In the material below, find each line with the word "email" and copy it.

* INPUT MATERIAL
--------------------------------

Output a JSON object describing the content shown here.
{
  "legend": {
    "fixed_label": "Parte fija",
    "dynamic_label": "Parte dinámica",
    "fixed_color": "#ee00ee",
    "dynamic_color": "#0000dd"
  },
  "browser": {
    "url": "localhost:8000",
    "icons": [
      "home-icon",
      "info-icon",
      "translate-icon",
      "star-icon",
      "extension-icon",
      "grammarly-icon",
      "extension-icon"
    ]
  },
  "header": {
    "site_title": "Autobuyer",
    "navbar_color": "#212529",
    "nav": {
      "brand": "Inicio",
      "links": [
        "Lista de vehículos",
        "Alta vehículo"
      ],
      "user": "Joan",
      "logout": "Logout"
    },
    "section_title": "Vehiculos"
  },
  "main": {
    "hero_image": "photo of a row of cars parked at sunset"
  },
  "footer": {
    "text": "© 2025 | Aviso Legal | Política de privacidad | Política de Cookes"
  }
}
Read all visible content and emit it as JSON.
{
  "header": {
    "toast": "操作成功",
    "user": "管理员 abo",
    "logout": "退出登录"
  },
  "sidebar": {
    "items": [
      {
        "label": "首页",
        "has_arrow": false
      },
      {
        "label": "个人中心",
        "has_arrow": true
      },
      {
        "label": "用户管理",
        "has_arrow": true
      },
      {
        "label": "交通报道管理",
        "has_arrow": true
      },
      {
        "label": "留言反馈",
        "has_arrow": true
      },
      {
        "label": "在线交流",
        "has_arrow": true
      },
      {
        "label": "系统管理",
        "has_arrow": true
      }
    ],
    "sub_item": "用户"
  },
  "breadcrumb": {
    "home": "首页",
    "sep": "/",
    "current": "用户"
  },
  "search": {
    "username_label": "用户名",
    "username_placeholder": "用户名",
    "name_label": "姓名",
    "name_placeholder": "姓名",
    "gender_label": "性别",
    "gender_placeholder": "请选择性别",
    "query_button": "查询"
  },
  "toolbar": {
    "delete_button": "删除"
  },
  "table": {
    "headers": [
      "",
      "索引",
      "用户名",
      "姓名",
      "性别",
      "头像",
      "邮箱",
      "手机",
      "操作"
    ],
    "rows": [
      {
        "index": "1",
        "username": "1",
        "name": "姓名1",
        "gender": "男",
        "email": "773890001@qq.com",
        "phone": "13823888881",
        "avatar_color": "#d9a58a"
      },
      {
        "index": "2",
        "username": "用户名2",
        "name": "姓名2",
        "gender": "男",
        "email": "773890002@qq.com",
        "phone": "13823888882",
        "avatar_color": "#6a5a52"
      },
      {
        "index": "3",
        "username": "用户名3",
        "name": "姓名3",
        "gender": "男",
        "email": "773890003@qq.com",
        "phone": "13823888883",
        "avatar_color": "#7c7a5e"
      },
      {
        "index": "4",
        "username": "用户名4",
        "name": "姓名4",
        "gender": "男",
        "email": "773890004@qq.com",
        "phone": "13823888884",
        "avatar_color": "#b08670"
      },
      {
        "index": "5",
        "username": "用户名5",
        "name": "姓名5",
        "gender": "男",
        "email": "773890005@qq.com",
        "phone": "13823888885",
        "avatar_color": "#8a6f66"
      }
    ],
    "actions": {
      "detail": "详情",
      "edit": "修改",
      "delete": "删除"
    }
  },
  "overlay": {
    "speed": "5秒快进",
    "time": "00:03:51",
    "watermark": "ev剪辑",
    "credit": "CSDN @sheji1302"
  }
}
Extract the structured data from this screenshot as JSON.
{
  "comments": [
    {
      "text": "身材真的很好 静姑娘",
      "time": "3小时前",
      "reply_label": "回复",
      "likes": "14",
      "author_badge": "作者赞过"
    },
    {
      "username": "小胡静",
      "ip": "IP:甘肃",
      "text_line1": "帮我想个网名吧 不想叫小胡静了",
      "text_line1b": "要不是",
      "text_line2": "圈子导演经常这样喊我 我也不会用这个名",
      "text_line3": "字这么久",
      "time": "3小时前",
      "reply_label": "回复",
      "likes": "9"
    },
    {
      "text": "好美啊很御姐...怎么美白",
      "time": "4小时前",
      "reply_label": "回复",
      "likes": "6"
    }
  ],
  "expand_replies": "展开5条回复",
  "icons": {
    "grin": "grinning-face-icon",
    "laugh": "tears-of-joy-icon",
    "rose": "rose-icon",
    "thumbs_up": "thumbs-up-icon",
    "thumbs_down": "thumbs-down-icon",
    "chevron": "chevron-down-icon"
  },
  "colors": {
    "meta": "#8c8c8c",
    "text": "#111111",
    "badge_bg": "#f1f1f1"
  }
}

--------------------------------

* ANSWER AREA
        "email": "773890001@qq.com",
        "email": "773890002@qq.com",
        "email": "773890003@qq.com",
        "email": "773890004@qq.com",
        "email": "773890005@qq.com",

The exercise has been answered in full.